Do not fret – you are not a nerd! Whether it be a game for catapulting bodiless green piggies, the latest Justin Beiber single, or the awesome new restaurant that opened in town, things will change and evolve during your time away. It is important to accept this fact, and revel in knowing that your time out of the loop is temporary. Just tack it on your list of things to look forward to upon your return home – maybe your friends will host a “Get back in the swing of things!” event for you.
For some, this problem may actually be AWESOME. It is a tangible reminder that fads go away, as well as a cool opportunity to witness a craze that grows and dies quickly.
You suddenly look around and feel very alone. You are surrounded by “others,” and your looks, your fashion, your inability to communicate in the local tongue, or your general presence is very obviously… different. Never before have you felt so out of place or disconnected.

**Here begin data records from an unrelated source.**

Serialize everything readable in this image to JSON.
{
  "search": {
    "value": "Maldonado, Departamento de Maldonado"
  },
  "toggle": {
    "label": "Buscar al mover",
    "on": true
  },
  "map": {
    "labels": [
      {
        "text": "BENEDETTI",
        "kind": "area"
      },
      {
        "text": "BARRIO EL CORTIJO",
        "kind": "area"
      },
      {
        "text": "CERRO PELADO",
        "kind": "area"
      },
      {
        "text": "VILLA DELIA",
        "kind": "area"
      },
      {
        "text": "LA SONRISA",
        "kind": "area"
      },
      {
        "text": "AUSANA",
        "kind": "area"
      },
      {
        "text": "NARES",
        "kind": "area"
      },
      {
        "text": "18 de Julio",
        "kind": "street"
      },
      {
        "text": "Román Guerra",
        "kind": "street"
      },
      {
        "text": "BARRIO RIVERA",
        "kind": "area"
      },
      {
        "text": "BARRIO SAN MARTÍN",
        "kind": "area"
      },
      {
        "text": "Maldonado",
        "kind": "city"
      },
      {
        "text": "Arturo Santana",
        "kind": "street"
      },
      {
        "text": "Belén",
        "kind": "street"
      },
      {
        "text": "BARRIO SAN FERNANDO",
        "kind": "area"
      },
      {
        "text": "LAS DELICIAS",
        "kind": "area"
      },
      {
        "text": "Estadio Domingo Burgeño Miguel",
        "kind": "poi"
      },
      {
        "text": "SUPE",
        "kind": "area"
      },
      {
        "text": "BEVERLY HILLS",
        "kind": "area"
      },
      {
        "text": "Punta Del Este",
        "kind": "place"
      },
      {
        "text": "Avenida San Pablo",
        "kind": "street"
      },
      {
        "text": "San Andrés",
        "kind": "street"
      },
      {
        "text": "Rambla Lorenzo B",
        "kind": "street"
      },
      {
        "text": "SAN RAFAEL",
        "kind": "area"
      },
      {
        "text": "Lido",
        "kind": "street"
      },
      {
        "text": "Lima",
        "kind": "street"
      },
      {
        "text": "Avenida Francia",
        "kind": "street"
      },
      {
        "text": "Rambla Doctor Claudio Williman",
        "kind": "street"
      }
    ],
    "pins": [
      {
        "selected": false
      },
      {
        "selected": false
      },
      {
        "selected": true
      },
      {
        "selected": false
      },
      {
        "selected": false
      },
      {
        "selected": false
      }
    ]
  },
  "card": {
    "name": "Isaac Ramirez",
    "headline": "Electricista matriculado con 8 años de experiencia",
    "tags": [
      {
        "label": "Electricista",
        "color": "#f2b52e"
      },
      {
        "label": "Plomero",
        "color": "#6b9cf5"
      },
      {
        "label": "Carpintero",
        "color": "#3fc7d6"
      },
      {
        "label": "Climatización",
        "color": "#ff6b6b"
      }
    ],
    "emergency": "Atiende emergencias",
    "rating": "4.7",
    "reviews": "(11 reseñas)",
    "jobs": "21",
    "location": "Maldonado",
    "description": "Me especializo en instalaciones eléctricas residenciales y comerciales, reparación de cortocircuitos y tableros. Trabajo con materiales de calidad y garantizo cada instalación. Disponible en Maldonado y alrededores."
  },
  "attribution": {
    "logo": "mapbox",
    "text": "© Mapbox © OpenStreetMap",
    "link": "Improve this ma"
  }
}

Find peace in knowing it’s unlikely that the locals are deliberately trying to make you feel unwanted in their culture. While you are a stranger to this new land, you will start to feel comfortable in no time – it might just takes you a few weeks to adjust.
Try to make friends with at least 1 local. I know it sounds like an easy task, but it does take effort to establish and cultivate meaningful relationships, especially across cultural boundaries. Your efforts will be well-rewarded, though; you will gain a friend and an ally. This relationship might give you the foot in the door you need to start feeling safe and relaxed in your new country, instead of separated and awkward.
Did you order chicken only to be served cat eye balls? Did you get on the train headed for Spain only to end up in Russia? Did you wave a friendly hand at a stranger only to be spat on?
Communication barriers are a reality of living abroad and making sense of foreigners’ lives. You can choose to let these follies stress you out, or you can take them in stride and chalk it up as another learning opportunity.
Make an honest effort to familiarize yourself with local cultural norms and lingo. If you are not fluent in the host country’s first language, carry around a translation dictionary or fill up your smart phone with related foreign language apps. Befriend locals and ask for tips and advice for ways to more authentically interact with strangers.
At the end of the day, you should not let the fear of offending someone or speaking incorrectly keep you from interacting healthily within the host culture. You will learn with time, and if you are patient with yourself (and conscious not to repeat mistakes, lest you get spat in the face TWICE), you will feel like a bi-lingual superhero before you know it.
You have fallen in love with this new place. You love everything about it – the sights, the sounds, the smells, the energy. More importantly, you love the YOU that lives here. You feel more confident and self-assured than ever, and you are dreading the thought of returning home to family pressures, expectations, and responsibilities defined by others. You love the freedom, the adventure.
Everything in life is a learning opportunity, and returning home is a very crucial part of your overall experience studying abroad. Without returning home, you will not be forced to confront the newfound changes in yourself that you suspected while abroad.
The key is to take home with you the feelings of ecstasy and freedom that you found in your life abroad. Do not confuse the two locations as being polar opposites, whereby in one you are your best self and in the other you are simply pining for the former.
You might even consider moving abroad permanently or semi-permanently someday. The possibilities are endless!
Now that you are ready to anticipate common study abroad problems and take them in stride, you can focus on what is most important – having FUN. Enjoy your semester abroad!